About this exercise
Find the lines in the records that carry the word "Extensions". Copy each one.
---------- Given data
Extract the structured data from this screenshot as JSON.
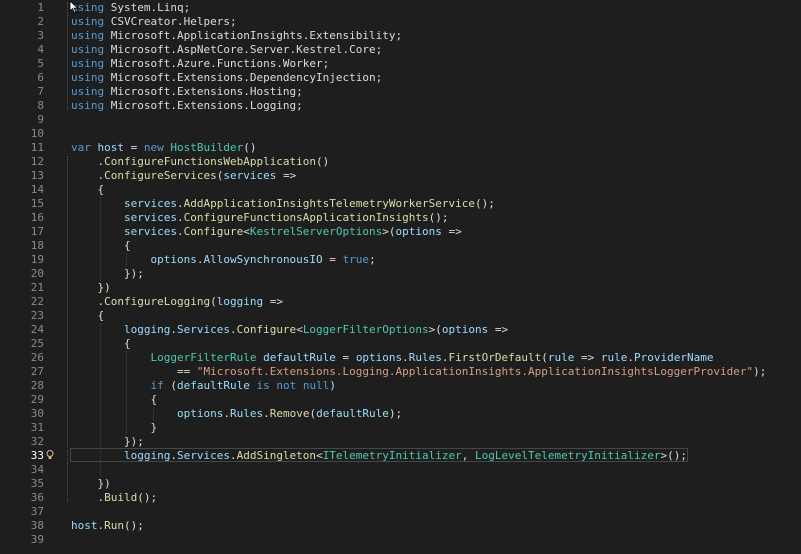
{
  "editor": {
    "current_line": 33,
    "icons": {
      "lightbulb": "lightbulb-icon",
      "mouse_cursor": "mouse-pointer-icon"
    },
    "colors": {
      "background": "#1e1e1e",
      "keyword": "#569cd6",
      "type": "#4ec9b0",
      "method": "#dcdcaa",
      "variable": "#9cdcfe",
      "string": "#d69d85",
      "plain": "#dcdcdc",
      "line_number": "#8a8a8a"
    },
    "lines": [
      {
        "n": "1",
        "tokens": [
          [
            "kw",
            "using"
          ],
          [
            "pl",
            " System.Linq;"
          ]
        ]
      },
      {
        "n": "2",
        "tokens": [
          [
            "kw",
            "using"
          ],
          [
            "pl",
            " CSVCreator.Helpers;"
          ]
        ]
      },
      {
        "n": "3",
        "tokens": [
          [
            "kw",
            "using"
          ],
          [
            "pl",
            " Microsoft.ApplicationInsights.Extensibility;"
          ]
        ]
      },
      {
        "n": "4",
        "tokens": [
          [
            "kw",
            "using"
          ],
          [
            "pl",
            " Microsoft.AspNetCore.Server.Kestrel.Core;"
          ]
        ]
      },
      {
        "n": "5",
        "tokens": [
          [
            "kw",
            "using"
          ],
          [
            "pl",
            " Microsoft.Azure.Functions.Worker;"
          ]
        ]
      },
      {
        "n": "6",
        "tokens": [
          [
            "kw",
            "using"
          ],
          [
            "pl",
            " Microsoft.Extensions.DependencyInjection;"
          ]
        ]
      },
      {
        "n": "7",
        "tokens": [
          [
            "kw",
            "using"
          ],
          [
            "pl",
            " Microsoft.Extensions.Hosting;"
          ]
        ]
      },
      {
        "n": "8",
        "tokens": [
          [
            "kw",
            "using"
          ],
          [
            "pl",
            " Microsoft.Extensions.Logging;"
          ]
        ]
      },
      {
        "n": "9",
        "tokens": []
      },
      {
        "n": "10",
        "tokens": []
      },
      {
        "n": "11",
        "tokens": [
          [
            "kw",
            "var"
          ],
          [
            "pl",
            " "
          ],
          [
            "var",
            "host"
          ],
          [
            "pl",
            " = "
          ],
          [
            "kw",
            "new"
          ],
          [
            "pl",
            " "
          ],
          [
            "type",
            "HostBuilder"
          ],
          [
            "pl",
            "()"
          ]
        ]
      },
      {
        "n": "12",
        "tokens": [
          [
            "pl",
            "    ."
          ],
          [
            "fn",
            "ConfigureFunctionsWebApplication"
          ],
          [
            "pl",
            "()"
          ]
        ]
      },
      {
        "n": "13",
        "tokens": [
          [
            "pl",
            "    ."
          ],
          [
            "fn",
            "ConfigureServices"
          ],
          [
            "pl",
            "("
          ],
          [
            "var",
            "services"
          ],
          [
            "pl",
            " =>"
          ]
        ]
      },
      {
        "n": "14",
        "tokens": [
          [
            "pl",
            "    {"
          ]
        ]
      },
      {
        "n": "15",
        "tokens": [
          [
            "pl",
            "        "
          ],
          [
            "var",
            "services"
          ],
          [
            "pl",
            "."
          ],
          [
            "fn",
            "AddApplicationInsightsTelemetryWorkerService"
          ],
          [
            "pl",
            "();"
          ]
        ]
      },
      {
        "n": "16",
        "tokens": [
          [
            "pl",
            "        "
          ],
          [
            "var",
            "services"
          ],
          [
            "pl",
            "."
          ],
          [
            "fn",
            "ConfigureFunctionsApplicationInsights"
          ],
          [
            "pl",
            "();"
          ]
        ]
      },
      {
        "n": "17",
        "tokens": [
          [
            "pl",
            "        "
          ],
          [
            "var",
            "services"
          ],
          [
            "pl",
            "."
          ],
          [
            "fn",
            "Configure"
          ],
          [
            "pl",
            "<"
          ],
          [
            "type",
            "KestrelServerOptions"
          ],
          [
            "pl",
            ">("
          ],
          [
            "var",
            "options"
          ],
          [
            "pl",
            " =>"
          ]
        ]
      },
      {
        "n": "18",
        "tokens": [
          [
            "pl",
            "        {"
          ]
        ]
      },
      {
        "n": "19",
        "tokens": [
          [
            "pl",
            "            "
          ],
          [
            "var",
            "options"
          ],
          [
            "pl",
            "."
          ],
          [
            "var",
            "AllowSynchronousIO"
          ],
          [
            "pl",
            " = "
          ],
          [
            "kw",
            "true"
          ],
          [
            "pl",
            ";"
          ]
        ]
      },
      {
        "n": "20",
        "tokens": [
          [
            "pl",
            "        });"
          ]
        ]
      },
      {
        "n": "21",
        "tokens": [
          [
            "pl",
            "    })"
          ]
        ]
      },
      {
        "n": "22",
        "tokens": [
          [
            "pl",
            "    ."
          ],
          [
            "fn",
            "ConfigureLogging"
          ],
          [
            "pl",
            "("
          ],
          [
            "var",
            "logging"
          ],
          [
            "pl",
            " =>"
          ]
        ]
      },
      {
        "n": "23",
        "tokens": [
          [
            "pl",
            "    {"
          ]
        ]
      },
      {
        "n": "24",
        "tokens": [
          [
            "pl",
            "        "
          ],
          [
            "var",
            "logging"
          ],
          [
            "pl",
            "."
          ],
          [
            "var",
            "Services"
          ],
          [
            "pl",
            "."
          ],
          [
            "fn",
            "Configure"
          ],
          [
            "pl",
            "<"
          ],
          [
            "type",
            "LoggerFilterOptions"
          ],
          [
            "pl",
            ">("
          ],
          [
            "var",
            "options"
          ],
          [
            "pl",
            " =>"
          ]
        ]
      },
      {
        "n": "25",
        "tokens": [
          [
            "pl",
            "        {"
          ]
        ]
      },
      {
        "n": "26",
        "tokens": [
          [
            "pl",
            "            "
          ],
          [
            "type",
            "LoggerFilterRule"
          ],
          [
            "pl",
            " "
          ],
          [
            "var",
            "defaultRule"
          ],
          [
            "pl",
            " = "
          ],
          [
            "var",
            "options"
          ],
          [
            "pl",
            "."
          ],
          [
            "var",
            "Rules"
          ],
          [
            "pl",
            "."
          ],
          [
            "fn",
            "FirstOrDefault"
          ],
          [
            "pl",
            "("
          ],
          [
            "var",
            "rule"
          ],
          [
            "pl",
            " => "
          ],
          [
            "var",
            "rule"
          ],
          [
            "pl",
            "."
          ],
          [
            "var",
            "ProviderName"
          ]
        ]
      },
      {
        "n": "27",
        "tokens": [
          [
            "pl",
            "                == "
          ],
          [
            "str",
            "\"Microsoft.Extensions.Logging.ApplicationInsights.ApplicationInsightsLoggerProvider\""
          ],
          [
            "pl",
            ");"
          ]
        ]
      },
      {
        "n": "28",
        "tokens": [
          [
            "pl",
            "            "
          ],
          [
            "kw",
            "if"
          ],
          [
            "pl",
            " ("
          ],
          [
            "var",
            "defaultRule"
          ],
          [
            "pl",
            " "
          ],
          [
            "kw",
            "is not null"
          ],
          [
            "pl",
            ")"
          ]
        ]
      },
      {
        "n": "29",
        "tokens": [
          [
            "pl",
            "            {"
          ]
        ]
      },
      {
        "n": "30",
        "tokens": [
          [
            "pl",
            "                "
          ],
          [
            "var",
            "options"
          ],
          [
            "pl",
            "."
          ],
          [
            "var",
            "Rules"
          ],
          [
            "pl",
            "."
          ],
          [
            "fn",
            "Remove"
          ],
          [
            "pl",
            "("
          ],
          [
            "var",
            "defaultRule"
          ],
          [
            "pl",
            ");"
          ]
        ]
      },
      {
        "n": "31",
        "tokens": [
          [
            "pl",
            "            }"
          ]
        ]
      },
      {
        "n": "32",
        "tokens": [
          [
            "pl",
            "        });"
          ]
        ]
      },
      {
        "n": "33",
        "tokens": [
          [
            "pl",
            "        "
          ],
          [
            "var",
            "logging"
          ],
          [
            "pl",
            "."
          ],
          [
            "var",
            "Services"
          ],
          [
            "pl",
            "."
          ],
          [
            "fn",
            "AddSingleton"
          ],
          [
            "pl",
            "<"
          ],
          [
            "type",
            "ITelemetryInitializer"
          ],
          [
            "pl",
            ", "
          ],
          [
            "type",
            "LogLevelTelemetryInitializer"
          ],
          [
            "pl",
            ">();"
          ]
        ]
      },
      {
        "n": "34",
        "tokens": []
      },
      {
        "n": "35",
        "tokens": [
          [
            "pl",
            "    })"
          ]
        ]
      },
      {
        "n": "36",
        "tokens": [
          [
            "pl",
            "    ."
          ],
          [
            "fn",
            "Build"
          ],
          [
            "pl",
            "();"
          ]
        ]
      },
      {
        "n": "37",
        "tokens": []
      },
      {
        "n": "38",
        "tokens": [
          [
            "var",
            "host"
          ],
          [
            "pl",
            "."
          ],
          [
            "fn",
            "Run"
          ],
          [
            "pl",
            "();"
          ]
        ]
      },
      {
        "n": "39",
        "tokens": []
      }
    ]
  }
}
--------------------
Exercise result
            " Microsoft.Extensions.DependencyInjection;"
            " Microsoft.Extensions.Hosting;"
            " Microsoft.Extensions.Logging;"
            "\"Microsoft.Extensions.Logging.ApplicationInsights.ApplicationInsightsLoggerProvider\""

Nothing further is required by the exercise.